Former employees who were denied unemployment benefits in Maryland have the right to file an unemployment denial appeal with the Appeals Division of the state Department of Labor, Licensing and Regulation (DLLR). Unemployment insurance (UI) applicants have the option to request a reconsideration of the DLLR decision at several levels of appeals. State workers who have had their unemployment compensation benefits denied in MD with the initial Notice of Benefit Determination must start the appeals process at the lowest level. Then, if they fail to obtain a favorable outcome at the first level, they can move on to the next.
Note that, however, during the entire Maryland unemployment denial appeal process, UI claimants must continue filing for weekly UI payments in order to receive all due benefits if and when they win their appeal. State employees with denied unemployment coverage must adequately prepare for the appeals procedure in order to ensure the success of their request. Toward that goal, unemployment petitioners can review the reasons for which the department typically denies UI benefits. Also, UI applicants can collect all necessary evidence and witnesses that will support their case before commencing the procedure.
The Maryland federal unemployment extensions are additional payments that supplement the standard unemployment insurance (UI) benefits. These UI continuations serve as a financial safety net to state workers who have difficulties finding a new job. Note that the only time the state Department of Labor, Licensing and Regulation (DLLR) activates unemployment compensation extensions in Maryland is during times of high unemployment. In such circumstances, only UI beneficiaries who exhaust their regular 26-week UI benefits may become eligible for unemployment benefits extensions, which will last for a number of additional weeks.

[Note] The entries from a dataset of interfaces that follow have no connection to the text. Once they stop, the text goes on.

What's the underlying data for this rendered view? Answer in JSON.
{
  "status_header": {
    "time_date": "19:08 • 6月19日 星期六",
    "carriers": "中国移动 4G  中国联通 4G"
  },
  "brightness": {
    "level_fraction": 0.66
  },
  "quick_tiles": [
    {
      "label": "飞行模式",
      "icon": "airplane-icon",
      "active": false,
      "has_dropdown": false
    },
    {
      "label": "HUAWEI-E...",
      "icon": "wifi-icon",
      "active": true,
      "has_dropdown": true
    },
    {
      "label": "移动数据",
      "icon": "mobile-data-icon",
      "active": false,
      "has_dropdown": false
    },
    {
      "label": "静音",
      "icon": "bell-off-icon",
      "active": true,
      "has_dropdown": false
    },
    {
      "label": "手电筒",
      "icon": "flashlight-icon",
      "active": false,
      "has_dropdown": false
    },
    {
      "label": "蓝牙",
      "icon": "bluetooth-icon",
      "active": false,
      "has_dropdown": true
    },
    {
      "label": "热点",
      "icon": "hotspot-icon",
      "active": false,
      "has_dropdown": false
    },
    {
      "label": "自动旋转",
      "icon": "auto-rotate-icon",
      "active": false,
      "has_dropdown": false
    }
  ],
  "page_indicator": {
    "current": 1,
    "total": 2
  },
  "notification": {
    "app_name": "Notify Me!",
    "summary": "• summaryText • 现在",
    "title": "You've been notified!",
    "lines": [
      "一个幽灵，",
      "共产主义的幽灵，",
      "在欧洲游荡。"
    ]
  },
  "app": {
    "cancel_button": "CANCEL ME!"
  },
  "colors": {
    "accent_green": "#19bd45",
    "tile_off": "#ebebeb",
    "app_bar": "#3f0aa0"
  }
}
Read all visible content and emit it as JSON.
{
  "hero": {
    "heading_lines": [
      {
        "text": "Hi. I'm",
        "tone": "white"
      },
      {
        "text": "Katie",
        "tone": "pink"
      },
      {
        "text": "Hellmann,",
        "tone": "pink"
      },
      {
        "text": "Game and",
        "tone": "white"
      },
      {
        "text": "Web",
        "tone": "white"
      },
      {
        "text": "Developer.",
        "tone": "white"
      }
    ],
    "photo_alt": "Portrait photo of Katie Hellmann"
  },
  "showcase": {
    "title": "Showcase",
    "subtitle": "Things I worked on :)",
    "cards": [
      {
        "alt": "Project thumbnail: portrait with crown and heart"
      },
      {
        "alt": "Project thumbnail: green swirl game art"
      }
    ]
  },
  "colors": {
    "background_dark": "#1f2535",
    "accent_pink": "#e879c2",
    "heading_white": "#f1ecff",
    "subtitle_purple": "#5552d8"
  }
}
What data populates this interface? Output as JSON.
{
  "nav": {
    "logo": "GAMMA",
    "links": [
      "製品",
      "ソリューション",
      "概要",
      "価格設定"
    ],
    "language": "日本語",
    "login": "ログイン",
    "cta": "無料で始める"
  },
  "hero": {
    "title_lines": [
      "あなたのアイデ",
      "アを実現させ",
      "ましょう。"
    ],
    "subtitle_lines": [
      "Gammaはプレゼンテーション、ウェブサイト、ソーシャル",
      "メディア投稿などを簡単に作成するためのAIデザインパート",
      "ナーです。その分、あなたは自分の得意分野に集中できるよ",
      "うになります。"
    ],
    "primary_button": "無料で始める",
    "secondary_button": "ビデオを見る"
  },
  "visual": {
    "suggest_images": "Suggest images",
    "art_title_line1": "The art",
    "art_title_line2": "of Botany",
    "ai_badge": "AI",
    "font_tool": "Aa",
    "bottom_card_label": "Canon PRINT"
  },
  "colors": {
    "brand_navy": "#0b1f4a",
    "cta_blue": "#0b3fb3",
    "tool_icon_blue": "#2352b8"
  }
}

Even though the DLLR administers the programs that grant unemployment extensions in MD, they are funded primarily by the federal government. Unemployment beneficiaries who are wondering, “What can I do to extend unemployment benefits,” must first learn whether or not they qualify for UI continuations. In general, the same eligibility requirements set for the standard UI program apply for extended benefits. Also, once the DLLR activates the unemployment extension programs, it will contact any eligible recipients to instruct them on how to obtain their emergency UI payments. Note that, depending on the type of UI extension program, the duration of extended benefits varies.